* [EXERCISE OBJECTIVE] Identify every line in the records below that contains the word "Test", and copy each of those lines.

== Segment start ==

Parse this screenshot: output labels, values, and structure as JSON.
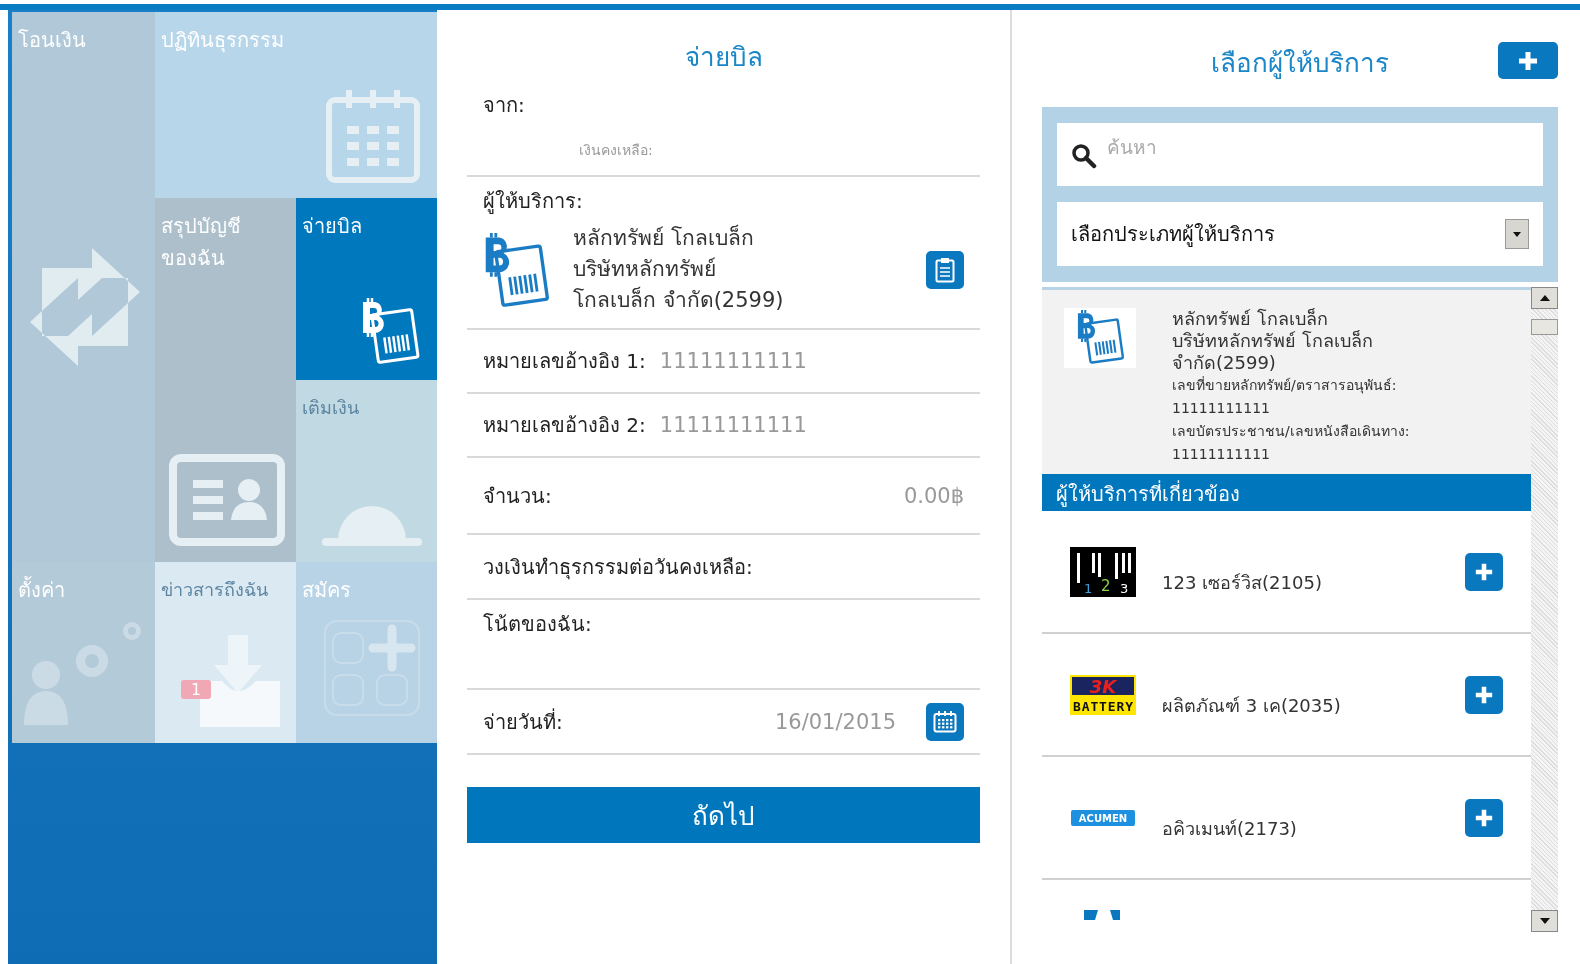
{
  "sidebar": {
    "tiles": [
      {
        "label": "โอนเงิน",
        "kind": "transfer",
        "selected": false
      },
      {
        "label": "ปฏิทินธุรกรรม",
        "kind": "calendar",
        "selected": false
      },
      {
        "label": "สรุปบัญชีของฉัน",
        "kind": "account",
        "selected": false
      },
      {
        "label": "จ่ายบิล",
        "kind": "bill",
        "selected": true
      },
      {
        "label": "เติมเงิน",
        "kind": "topup",
        "selected": false
      },
      {
        "label": "ตั้งค่า",
        "kind": "settings",
        "selected": false
      },
      {
        "label": "ข่าวสารถึงฉัน",
        "kind": "inbox",
        "selected": false,
        "badge": "1"
      },
      {
        "label": "สมัคร",
        "kind": "register",
        "selected": false
      }
    ]
  },
  "bill_form": {
    "title": "จ่ายบิล",
    "from_label": "จาก:",
    "balance_label": "เงินคงเหลือ:",
    "provider_label": "ผู้ให้บริการ:",
    "provider_name_lines": [
      "หลักทรัพย์ โกลเบล็ก",
      "บริษัทหลักทรัพย์",
      "โกลเบล็ก จำกัด(2599)"
    ],
    "fields": [
      {
        "kind": "inline",
        "label": "หมายเลขอ้างอิง 1:",
        "value": "11111111111"
      },
      {
        "kind": "inline",
        "label": "หมายเลขอ้างอิง 2:",
        "value": "11111111111"
      },
      {
        "kind": "amount",
        "label": "จำนวน:",
        "value": "0.00฿"
      },
      {
        "kind": "plain",
        "label": "วงเงินทำธุรกรรมต่อวันคงเหลือ:"
      },
      {
        "kind": "note",
        "label": "โน้ตของฉัน:"
      },
      {
        "kind": "date",
        "label": "จ่ายวันที่:",
        "value": "16/01/2015"
      }
    ],
    "next_button": "ถัดไป"
  },
  "provider_picker": {
    "title": "เลือกผู้ให้บริการ",
    "search": {
      "placeholder": "ค้นหา"
    },
    "type_select": {
      "value": "เลือกประเภทผู้ให้บริการ"
    },
    "selected_provider": {
      "name_lines": [
        "หลักทรัพย์ โกลเบล็ก",
        "บริษัทหลักทรัพย์ โกลเบล็ก",
        "จำกัด(2599)"
      ],
      "details": [
        "เลขที่ขายหลักทรัพย์/ตราสารอนุพันธ์:",
        "11111111111",
        "เลขบัตรประชาชน/เลขหนังสือเดินทาง:",
        "11111111111"
      ]
    },
    "related_header": "ผู้ให้บริการที่เกี่ยวข้อง",
    "related": [
      {
        "name": "123 เซอร์วิส(2105)",
        "kind": "barcode",
        "logo_text": [
          "1",
          "2",
          "3"
        ]
      },
      {
        "name": "ผลิตภัณฑ์ 3 เค(2035)",
        "kind": "battery",
        "logo_text": [
          "3K",
          "BATTERY"
        ]
      },
      {
        "name": "อคิวเมนท์(2173)",
        "kind": "acumen",
        "logo_text": [
          "ACUMEN"
        ]
      },
      {
        "kind": "partial"
      }
    ]
  }
}
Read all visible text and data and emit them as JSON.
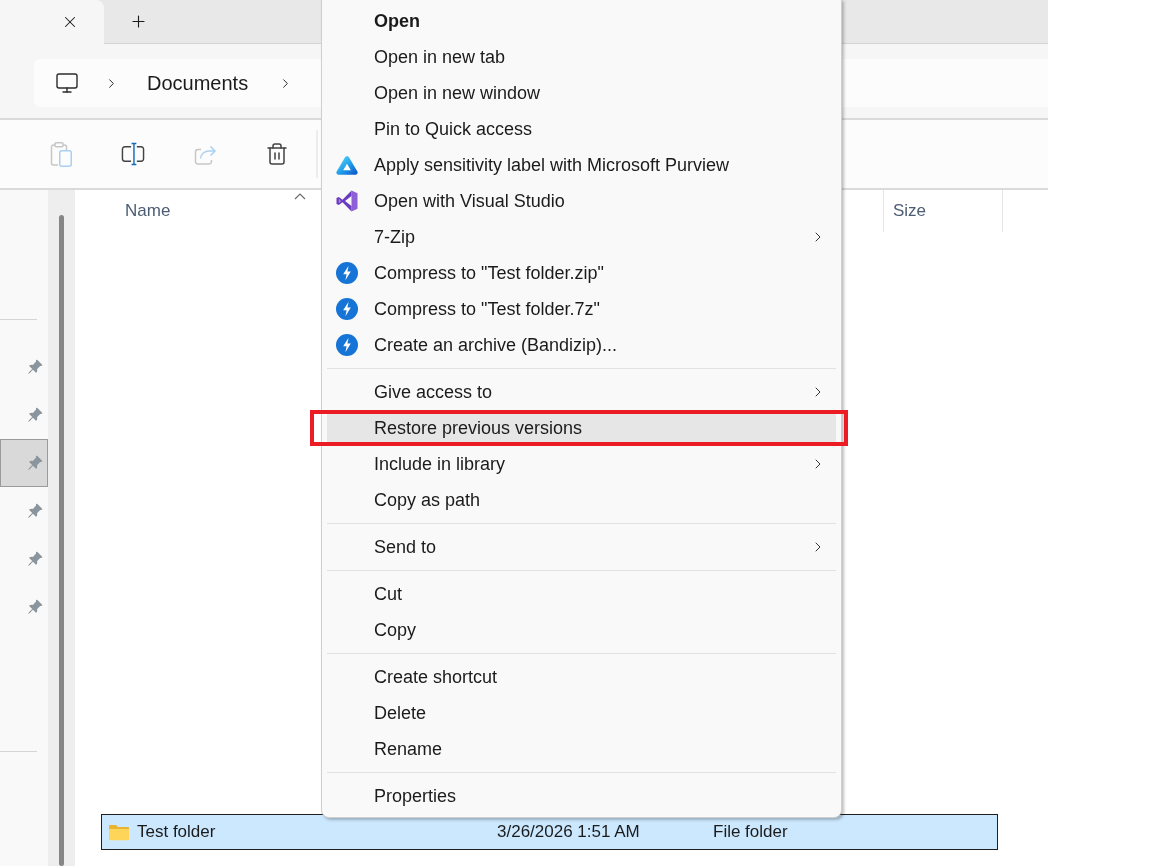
{
  "tab_bar": {
    "tabs": [
      {
        "selected": true
      }
    ]
  },
  "address_bar": {
    "breadcrumbs": [
      "Documents"
    ]
  },
  "toolbar": {
    "buttons": [
      {
        "kind": "paste",
        "disabled": true
      },
      {
        "kind": "rename",
        "disabled": false
      },
      {
        "kind": "share",
        "disabled": true
      },
      {
        "kind": "delete",
        "disabled": false
      }
    ]
  },
  "navigation_pane": {
    "items": [
      {
        "selected": false
      },
      {
        "selected": false
      },
      {
        "selected": true
      },
      {
        "selected": false
      },
      {
        "selected": false
      },
      {
        "selected": false
      }
    ]
  },
  "file_list": {
    "columns": [
      {
        "label": "Name",
        "sorted": true
      },
      {
        "label": "Size",
        "sorted": false
      }
    ],
    "rows": [
      {
        "name": "Test folder",
        "column_2": "3/26/2026 1:51 AM",
        "column_3": "File folder",
        "selected": true
      }
    ]
  },
  "context_menu": {
    "sections": [
      {
        "items": [
          {
            "label": "Open",
            "kind": "plain",
            "default": true,
            "submenu": false,
            "selected": false
          },
          {
            "label": "Open in new tab",
            "kind": "plain",
            "default": false,
            "submenu": false,
            "selected": false
          },
          {
            "label": "Open in new window",
            "kind": "plain",
            "default": false,
            "submenu": false,
            "selected": false
          },
          {
            "label": "Pin to Quick access",
            "kind": "plain",
            "default": false,
            "submenu": false,
            "selected": false
          },
          {
            "label": "Apply sensitivity label with Microsoft Purview",
            "kind": "purview",
            "default": false,
            "submenu": false,
            "selected": false
          },
          {
            "label": "Open with Visual Studio",
            "kind": "visual-studio",
            "default": false,
            "submenu": false,
            "selected": false
          },
          {
            "label": "7-Zip",
            "kind": "plain",
            "default": false,
            "submenu": true,
            "selected": false
          },
          {
            "label": "Compress to \"Test folder.zip\"",
            "kind": "bandizip",
            "default": false,
            "submenu": false,
            "selected": false
          },
          {
            "label": "Compress to \"Test folder.7z\"",
            "kind": "bandizip",
            "default": false,
            "submenu": false,
            "selected": false
          },
          {
            "label": "Create an archive (Bandizip)...",
            "kind": "bandizip",
            "default": false,
            "submenu": false,
            "selected": false
          }
        ]
      },
      {
        "items": [
          {
            "label": "Give access to",
            "kind": "plain",
            "default": false,
            "submenu": true,
            "selected": false
          },
          {
            "label": "Restore previous versions",
            "kind": "plain",
            "default": false,
            "submenu": false,
            "selected": true
          },
          {
            "label": "Include in library",
            "kind": "plain",
            "default": false,
            "submenu": true,
            "selected": false
          },
          {
            "label": "Copy as path",
            "kind": "plain",
            "default": false,
            "submenu": false,
            "selected": false
          }
        ]
      },
      {
        "items": [
          {
            "label": "Send to",
            "kind": "plain",
            "default": false,
            "submenu": true,
            "selected": false
          }
        ]
      },
      {
        "items": [
          {
            "label": "Cut",
            "kind": "plain",
            "default": false,
            "submenu": false,
            "selected": false
          },
          {
            "label": "Copy",
            "kind": "plain",
            "default": false,
            "submenu": false,
            "selected": false
          }
        ]
      },
      {
        "items": [
          {
            "label": "Create shortcut",
            "kind": "plain",
            "default": false,
            "submenu": false,
            "selected": false
          },
          {
            "label": "Delete",
            "kind": "plain",
            "default": false,
            "submenu": false,
            "selected": false
          },
          {
            "label": "Rename",
            "kind": "plain",
            "default": false,
            "submenu": false,
            "selected": false
          }
        ]
      },
      {
        "items": [
          {
            "label": "Properties",
            "kind": "plain",
            "default": false,
            "submenu": false,
            "selected": false
          }
        ]
      }
    ]
  }
}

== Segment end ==

* [COMPLETED EXERCISE]
        "name": "Test folder",
            "label": "Compress to \"Test folder.zip\"",
            "label": "Compress to \"Test folder.7z\"",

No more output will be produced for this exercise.